In Sri Lanka, Christians constitute a small minority, about 7 per cent of the population. Living in an environment that is overwhelmingly non-Christian, both the Church and its followers must be very strong if they are to survive. Christians come from both of the two main language/ethnic groups: the Sinhalese majority, who are predominantly Buddhist, and the minority Tamils, who are mainly Hindus.
My Tamil family was deeply involved in an active, multicultural Methodist church in Colombo--choir, youth groups, Sunday school of 350 students and thirty-two teachers, community development. In this vibrant and harmonious atmosphere, we participated in a special evening service of thanksgiving on Sunday, July 23, 1983, a date I shall never forget. The text for the sermon was "How can I sing the Lord's song in a strange land?" I remember clearly being intrigued by this unusual choice. Little did I realize how significant those words would be in a few months time.

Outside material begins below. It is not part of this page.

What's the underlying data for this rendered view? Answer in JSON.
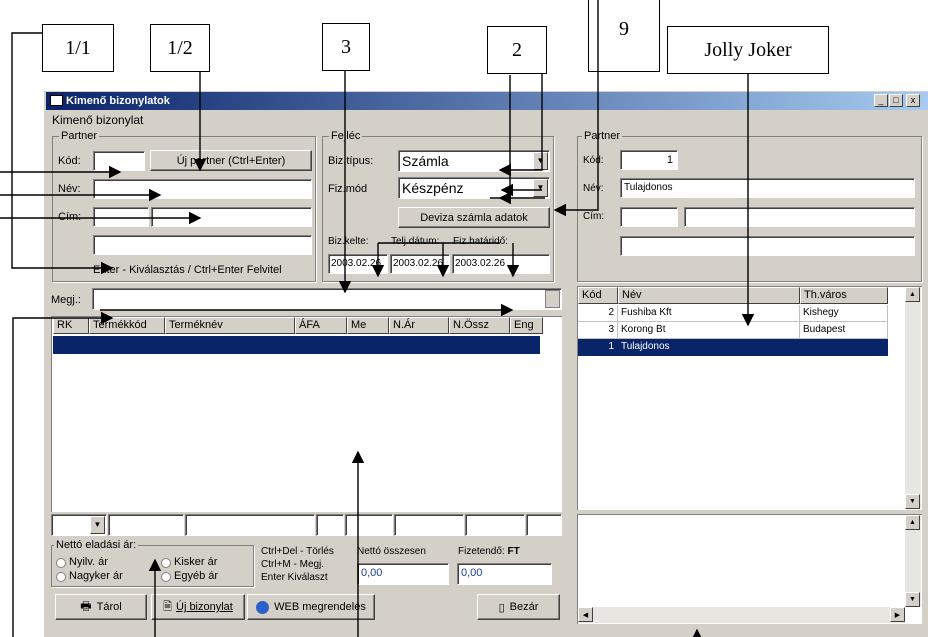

That same night, racial violence shattered our familiar world of peace and security. Mobs of Sinhalese attacked and set fire to thousands of Tamil homes. At two o'clock in the morning, my daughter burst into our room to say a neighbouring house was on fire. We fled in our nightclothes and sought refuge in our Sinhala Buddhist neighbour's home. We saw hate and destruction as never before. Cowering and shaking in shock and fear, hiding under beds, all we could do was hold hands and whisper prayers in the darkness. We could hear all around us the shouts of the mob and the crackle of flames. But in the midst of all of this horror we felt the comforting presence of God with us.
We dreaded the dawn when we feared we would be discovered. But morning brought a miracle instead. The news of the attack had spread like wildfire and our minister, a Sinhalese himself, and other Sinhalese church friends risked their lives to come to our rescue. For several days we hid in the home of Sinhalese Buddhist friends, while murder, rape and arson stalked the streets of our land. Though these Buddhist friends cared for us with love and concern, they were often even more frightened than we were, especially when the armed forces were around. They found comfort when we prayed and read our Bibles and they often pleaded with us to pray to our God for their safety too.
Realizing how God was using these dreadful circumstances for us to witness to our faith, we gained courage and inspiration. In our church's refugee camp, many Hindu Tamils were bitter and angry and felt utterly desolate and hopeless. Here the Christian Tamils had to uphold them with prayer and caring. Several Hindus told us that they were amazed that we were not bitter but lived in faith and hope.
Another miracle. My brother-in-law in Australia succeeded in sponsoring us as immigrants. I was experiencing great stress and anxiety over many concerns such as giving up my job as chief accountant of the Central Bank and looking for employment in a strange land at the age of fifty-three; providing there for family life and children's education; leaving behind aged parents and other family members. But even as doors closed behind us I saw the hand of God opening windows. The Ecumenical Development Cooperative Society was looking for a project development officer to open up the Asia-Pacific region and suddenly I had a job. I had always planned to devote myself to some voluntary work in community service in Sri Lanka after I retired at sixty. But now I realized that God was starting me much sooner and in a much larger region. I constantly felt wonder and gratitude as I recognized God's hand shaping my daily life. I not only had the privilege of earning my livelihood but also the job satisfaction of helping underprivileged people achieve self-reliance.
Australia, where I am now a citizen, welcomed us. Our friends, relatives and the church community made us feel wanted and accepted, which was so important after the brutal rejection we experienced in our own country.
Once at a church service, I was asked to share my experience, after which the rest of my family worshipped God by singing traditional Sri Lankan hymns of praise. We were literally fulfilling the prediction made in that fateful Sunday evening sermon, singing the Lord's song in a strange land.
© 1996 Compass, A Jesuit Journal and Gail van Varseveld